TASK REQUIREMENTS: When a line of the records below contains the string "beds", copy that whole line.

Recorded data
%%

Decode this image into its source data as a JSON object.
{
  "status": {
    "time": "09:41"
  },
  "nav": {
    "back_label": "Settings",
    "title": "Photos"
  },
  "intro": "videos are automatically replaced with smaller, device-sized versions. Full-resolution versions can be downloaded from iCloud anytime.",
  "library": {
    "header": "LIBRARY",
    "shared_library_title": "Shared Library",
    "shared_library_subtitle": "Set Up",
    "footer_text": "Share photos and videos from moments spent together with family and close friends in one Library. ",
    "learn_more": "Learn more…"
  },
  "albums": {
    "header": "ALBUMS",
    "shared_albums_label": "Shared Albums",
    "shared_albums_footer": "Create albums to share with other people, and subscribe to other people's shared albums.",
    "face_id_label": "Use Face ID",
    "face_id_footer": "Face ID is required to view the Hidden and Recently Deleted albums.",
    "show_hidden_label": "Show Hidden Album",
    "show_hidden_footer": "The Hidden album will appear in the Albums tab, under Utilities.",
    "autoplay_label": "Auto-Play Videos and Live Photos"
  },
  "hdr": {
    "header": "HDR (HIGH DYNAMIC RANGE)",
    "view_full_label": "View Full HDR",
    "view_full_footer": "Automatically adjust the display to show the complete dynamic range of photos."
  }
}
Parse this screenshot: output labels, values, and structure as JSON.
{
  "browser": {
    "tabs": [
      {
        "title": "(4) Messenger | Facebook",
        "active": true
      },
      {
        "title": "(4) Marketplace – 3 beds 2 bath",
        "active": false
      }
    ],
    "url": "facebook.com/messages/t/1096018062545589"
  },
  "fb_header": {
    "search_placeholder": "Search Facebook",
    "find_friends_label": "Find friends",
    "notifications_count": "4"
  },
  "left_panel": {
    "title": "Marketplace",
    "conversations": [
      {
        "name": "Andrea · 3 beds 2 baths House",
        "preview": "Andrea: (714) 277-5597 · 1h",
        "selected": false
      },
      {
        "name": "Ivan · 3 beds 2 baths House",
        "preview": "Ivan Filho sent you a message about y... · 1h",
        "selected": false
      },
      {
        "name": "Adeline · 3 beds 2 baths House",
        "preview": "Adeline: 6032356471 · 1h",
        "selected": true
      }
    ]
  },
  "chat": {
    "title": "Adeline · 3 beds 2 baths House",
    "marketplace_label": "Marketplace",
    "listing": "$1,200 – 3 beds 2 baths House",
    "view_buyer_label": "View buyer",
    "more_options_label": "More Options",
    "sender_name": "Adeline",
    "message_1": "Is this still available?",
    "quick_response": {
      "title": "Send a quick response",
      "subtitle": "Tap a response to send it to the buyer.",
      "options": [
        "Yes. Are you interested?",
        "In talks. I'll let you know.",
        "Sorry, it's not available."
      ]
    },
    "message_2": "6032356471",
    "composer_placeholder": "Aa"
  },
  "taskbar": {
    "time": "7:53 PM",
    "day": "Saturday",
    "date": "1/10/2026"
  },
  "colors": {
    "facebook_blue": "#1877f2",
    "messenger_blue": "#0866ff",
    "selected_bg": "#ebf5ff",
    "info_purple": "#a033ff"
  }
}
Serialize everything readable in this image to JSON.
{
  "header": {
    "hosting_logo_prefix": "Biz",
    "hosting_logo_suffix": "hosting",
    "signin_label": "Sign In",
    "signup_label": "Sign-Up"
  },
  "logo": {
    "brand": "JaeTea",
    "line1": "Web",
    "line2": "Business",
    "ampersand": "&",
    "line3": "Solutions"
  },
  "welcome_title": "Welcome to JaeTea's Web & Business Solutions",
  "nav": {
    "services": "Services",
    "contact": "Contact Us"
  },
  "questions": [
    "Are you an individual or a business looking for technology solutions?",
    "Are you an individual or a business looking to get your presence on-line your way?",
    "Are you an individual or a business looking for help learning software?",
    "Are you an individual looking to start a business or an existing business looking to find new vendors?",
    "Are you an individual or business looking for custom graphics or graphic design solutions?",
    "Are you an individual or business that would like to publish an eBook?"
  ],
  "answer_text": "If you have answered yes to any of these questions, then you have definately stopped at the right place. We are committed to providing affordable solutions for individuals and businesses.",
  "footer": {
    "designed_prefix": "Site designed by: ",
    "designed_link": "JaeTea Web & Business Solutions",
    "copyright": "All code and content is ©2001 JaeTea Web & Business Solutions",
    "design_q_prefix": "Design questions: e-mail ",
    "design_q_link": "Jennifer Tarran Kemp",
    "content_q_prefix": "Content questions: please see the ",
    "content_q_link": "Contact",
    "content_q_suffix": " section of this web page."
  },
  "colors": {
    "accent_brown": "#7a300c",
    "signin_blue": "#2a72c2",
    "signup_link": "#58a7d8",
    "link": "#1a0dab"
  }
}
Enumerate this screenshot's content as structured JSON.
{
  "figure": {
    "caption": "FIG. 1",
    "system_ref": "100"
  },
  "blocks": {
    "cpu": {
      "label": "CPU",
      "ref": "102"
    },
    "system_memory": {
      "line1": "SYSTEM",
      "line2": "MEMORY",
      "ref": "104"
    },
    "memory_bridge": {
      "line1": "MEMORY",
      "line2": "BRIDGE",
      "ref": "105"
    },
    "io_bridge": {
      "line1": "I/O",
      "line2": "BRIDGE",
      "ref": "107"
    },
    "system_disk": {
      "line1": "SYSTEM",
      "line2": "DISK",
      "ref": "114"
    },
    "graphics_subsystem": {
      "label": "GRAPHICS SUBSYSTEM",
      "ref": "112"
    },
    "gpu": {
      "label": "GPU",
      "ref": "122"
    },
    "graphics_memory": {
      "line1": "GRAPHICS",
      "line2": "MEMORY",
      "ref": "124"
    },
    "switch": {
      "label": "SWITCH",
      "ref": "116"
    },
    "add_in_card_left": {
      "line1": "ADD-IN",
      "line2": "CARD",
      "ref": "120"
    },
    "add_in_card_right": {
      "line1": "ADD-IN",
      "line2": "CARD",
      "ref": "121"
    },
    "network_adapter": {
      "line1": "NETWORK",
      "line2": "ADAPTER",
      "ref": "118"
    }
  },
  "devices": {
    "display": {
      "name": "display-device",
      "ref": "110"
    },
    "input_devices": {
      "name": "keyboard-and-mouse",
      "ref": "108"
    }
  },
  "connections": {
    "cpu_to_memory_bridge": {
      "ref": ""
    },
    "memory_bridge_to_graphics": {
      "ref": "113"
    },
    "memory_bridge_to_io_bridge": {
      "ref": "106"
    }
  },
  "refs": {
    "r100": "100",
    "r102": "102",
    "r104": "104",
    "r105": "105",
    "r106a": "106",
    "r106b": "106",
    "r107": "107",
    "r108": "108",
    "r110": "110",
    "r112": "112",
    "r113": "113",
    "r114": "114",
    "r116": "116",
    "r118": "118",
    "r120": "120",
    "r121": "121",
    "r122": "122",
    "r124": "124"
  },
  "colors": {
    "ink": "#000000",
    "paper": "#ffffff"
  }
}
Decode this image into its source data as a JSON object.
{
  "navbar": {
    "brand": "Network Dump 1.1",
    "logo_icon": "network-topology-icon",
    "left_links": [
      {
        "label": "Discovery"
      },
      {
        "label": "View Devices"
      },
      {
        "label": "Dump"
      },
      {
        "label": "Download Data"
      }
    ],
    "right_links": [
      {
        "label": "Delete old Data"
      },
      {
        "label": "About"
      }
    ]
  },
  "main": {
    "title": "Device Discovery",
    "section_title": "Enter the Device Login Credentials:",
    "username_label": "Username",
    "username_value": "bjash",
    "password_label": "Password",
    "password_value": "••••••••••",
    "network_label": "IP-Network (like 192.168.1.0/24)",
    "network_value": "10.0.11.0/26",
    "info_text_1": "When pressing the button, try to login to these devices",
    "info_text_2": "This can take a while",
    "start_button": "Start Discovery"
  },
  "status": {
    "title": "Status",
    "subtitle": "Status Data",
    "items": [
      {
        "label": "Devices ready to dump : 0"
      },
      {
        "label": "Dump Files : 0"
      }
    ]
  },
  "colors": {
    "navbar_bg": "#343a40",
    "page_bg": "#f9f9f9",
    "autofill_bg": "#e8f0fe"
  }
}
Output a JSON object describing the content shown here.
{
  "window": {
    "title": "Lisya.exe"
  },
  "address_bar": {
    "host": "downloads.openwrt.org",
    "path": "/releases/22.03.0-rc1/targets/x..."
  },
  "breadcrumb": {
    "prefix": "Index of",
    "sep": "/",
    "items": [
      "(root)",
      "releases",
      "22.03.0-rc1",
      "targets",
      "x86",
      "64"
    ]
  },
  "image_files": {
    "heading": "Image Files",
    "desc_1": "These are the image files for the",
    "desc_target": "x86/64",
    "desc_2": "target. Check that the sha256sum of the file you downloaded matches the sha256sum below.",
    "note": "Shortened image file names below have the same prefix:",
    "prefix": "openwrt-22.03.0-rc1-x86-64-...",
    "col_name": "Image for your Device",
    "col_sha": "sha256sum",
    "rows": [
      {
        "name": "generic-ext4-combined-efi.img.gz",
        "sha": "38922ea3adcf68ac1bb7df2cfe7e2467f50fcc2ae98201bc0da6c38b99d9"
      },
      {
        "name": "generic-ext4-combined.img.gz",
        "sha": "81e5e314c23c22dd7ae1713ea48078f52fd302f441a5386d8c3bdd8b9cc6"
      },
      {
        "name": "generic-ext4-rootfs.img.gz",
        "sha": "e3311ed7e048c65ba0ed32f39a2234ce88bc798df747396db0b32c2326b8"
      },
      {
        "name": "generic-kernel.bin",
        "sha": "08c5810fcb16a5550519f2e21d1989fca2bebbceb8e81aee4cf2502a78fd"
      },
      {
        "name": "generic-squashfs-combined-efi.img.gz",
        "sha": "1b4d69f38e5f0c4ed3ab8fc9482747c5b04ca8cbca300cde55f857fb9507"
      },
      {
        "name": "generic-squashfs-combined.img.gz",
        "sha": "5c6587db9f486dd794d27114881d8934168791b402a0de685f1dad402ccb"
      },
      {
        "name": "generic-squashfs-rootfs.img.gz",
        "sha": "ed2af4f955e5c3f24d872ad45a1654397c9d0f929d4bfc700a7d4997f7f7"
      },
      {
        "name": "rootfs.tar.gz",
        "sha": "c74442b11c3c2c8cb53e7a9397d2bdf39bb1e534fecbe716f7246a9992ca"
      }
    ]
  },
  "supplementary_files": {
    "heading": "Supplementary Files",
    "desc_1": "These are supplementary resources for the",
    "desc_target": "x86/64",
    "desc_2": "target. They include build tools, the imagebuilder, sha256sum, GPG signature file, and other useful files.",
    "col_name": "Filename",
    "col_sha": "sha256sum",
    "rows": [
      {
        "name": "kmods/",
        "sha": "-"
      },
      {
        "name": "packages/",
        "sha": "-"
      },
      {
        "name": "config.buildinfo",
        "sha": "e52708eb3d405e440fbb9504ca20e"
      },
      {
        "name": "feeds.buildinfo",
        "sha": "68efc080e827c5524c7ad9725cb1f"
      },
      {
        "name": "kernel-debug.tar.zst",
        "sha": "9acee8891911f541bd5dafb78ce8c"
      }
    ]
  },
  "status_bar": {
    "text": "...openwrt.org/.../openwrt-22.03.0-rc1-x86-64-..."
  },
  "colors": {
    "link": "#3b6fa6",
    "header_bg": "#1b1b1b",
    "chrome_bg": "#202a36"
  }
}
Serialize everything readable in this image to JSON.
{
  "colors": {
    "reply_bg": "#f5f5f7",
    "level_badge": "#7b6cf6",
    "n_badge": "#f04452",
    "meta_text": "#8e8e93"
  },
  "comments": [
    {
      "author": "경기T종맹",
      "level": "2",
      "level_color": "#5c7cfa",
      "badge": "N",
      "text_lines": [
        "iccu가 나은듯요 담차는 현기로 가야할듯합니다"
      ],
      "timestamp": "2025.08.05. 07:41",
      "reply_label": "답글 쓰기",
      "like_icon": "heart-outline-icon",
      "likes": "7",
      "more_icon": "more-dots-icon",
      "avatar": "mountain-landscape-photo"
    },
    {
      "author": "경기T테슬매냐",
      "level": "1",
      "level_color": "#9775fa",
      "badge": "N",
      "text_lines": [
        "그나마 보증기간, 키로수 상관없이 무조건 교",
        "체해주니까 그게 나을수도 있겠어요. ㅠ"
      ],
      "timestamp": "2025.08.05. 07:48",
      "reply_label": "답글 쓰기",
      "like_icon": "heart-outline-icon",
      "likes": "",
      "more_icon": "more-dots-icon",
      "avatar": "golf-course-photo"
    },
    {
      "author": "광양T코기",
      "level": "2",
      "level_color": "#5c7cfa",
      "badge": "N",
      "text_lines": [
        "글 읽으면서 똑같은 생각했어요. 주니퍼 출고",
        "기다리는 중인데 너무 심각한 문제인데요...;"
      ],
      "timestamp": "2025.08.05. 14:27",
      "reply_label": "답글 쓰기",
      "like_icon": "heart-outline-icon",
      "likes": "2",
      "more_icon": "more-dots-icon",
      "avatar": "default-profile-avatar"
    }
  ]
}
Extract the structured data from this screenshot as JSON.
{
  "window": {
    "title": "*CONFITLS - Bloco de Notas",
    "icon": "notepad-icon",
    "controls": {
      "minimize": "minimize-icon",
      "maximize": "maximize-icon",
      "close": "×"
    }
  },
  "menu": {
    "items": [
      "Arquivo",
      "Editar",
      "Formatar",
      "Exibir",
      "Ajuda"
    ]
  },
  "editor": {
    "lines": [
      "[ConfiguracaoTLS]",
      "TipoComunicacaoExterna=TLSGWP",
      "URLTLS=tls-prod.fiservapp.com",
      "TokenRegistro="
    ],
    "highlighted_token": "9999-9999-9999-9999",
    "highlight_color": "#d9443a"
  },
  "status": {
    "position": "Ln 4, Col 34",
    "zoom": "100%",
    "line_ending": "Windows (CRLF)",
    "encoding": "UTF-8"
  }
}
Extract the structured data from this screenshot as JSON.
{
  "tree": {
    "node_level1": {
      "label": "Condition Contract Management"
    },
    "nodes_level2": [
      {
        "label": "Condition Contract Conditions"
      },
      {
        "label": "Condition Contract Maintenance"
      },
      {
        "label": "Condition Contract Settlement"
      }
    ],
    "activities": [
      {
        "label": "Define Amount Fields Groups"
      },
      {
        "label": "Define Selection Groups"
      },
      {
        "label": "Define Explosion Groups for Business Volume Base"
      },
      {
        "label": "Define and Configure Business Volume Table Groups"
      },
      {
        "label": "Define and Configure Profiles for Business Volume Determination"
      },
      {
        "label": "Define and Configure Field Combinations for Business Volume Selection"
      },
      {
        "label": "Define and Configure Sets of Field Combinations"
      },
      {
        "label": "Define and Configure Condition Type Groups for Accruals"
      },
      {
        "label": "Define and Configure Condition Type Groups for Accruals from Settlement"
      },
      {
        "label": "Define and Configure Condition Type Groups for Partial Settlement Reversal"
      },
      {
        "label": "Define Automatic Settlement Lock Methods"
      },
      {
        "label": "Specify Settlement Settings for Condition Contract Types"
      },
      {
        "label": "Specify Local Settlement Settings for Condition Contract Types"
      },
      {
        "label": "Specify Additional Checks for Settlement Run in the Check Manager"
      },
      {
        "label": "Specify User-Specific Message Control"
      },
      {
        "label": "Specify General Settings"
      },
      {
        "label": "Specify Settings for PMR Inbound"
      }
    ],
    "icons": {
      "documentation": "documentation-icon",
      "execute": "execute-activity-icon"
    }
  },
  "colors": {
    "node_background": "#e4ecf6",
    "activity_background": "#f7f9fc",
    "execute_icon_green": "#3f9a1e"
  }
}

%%

TASK OUTPUT:
        "title": "(4) Marketplace – 3 beds 2 bath",
        "name": "Andrea · 3 beds 2 baths House",
        "name": "Ivan · 3 beds 2 baths House",
        "name": "Adeline · 3 beds 2 baths House",
    "title": "Adeline · 3 beds 2 baths House",
    "listing": "$1,200 – 3 beds 2 baths House",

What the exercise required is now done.